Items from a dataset
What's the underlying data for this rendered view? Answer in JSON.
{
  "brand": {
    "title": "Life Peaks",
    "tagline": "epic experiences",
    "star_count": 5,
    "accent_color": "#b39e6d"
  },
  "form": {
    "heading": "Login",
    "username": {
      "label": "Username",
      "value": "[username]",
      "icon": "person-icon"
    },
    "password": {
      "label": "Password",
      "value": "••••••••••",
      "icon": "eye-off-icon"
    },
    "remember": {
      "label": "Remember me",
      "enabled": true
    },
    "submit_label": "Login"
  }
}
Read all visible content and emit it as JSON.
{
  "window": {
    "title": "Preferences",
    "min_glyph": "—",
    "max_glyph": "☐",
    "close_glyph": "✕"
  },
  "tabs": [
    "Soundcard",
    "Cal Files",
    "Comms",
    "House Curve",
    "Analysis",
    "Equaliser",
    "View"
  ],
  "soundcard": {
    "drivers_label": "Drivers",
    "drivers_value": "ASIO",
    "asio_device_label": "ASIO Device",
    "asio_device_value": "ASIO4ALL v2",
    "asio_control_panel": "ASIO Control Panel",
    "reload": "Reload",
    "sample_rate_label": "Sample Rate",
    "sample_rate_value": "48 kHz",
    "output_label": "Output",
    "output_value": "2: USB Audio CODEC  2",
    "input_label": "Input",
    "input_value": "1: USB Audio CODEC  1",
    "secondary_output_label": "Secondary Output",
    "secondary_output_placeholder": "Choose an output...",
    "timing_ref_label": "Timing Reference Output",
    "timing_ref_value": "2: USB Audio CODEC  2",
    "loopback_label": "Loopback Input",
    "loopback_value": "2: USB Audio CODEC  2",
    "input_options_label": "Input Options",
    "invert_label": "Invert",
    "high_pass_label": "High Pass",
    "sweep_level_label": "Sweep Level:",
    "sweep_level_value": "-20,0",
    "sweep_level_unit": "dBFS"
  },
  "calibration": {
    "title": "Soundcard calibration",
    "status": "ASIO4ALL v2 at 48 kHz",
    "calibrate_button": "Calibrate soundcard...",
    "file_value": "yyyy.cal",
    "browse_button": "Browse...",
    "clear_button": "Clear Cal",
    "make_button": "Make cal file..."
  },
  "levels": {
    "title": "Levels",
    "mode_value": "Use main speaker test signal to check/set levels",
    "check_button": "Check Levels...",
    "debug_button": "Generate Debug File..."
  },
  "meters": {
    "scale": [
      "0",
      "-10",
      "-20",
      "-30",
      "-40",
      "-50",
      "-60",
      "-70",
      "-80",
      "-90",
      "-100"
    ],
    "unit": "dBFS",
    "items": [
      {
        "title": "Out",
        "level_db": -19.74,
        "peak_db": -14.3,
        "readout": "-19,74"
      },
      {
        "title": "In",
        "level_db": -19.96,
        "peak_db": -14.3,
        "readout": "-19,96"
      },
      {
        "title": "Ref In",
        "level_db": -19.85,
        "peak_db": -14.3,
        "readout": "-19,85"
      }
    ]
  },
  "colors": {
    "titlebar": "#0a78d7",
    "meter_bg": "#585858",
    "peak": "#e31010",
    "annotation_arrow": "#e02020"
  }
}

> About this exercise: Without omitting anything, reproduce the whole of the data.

> Reply to the task:
What's the underlying data for this rendered view? Answer in JSON.
{
  "brand": {
    "title": "Life Peaks",
    "tagline": "epic experiences",
    "star_count": 5,
    "accent_color": "#b39e6d"
  },
  "form": {
    "heading": "Login",
    "username": {
      "label": "Username",
      "value": "[username]",
      "icon": "person-icon"
    },
    "password": {
      "label": "Password",
      "value": "••••••••••",
      "icon": "eye-off-icon"
    },
    "remember": {
      "label": "Remember me",
      "enabled": true
    },
    "submit_label": "Login"
  }
}
Read all visible content and emit it as JSON.
{
  "window": {
    "title": "Preferences",
    "min_glyph": "—",
    "max_glyph": "☐",
    "close_glyph": "✕"
  },
  "tabs": [
    "Soundcard",
    "Cal Files",
    "Comms",
    "House Curve",
    "Analysis",
    "Equaliser",
    "View"
  ],
  "soundcard": {
    "drivers_label": "Drivers",
    "drivers_value": "ASIO",
    "asio_device_label": "ASIO Device",
    "asio_device_value": "ASIO4ALL v2",
    "asio_control_panel": "ASIO Control Panel",
    "reload": "Reload",
    "sample_rate_label": "Sample Rate",
    "sample_rate_value": "48 kHz",
    "output_label": "Output",
    "output_value": "2: USB Audio CODEC  2",
    "input_label": "Input",
    "input_value": "1: USB Audio CODEC  1",
    "secondary_output_label": "Secondary Output",
    "secondary_output_placeholder": "Choose an output...",
    "timing_ref_label": "Timing Reference Output",
    "timing_ref_value": "2: USB Audio CODEC  2",
    "loopback_label": "Loopback Input",
    "loopback_value": "2: USB Audio CODEC  2",
    "input_options_label": "Input Options",
    "invert_label": "Invert",
    "high_pass_label": "High Pass",
    "sweep_level_label": "Sweep Level:",
    "sweep_level_value": "-20,0",
    "sweep_level_unit": "dBFS"
  },
  "calibration": {
    "title": "Soundcard calibration",
    "status": "ASIO4ALL v2 at 48 kHz",
    "calibrate_button": "Calibrate soundcard...",
    "file_value": "yyyy.cal",
    "browse_button": "Browse...",
    "clear_button": "Clear Cal",
    "make_button": "Make cal file..."
  },
  "levels": {
    "title": "Levels",
    "mode_value": "Use main speaker test signal to check/set levels",
    "check_button": "Check Levels...",
    "debug_button": "Generate Debug File..."
  },
  "meters": {
    "scale": [
      "0",
      "-10",
      "-20",
      "-30",
      "-40",
      "-50",
      "-60",
      "-70",
      "-80",
      "-90",
      "-100"
    ],
    "unit": "dBFS",
    "items": [
      {
        "title": "Out",
        "level_db": -19.74,
        "peak_db": -14.3,
        "readout": "-19,74"
      },
      {
        "title": "In",
        "level_db": -19.96,
        "peak_db": -14.3,
        "readout": "-19,96"
      },
      {
        "title": "Ref In",
        "level_db": -19.85,
        "peak_db": -14.3,
        "readout": "-19,85"
      }
    ]
  },
  "colors": {
    "titlebar": "#0a78d7",
    "meter_bg": "#585858",
    "peak": "#e31010",
    "annotation_arrow": "#e02020"
  }
}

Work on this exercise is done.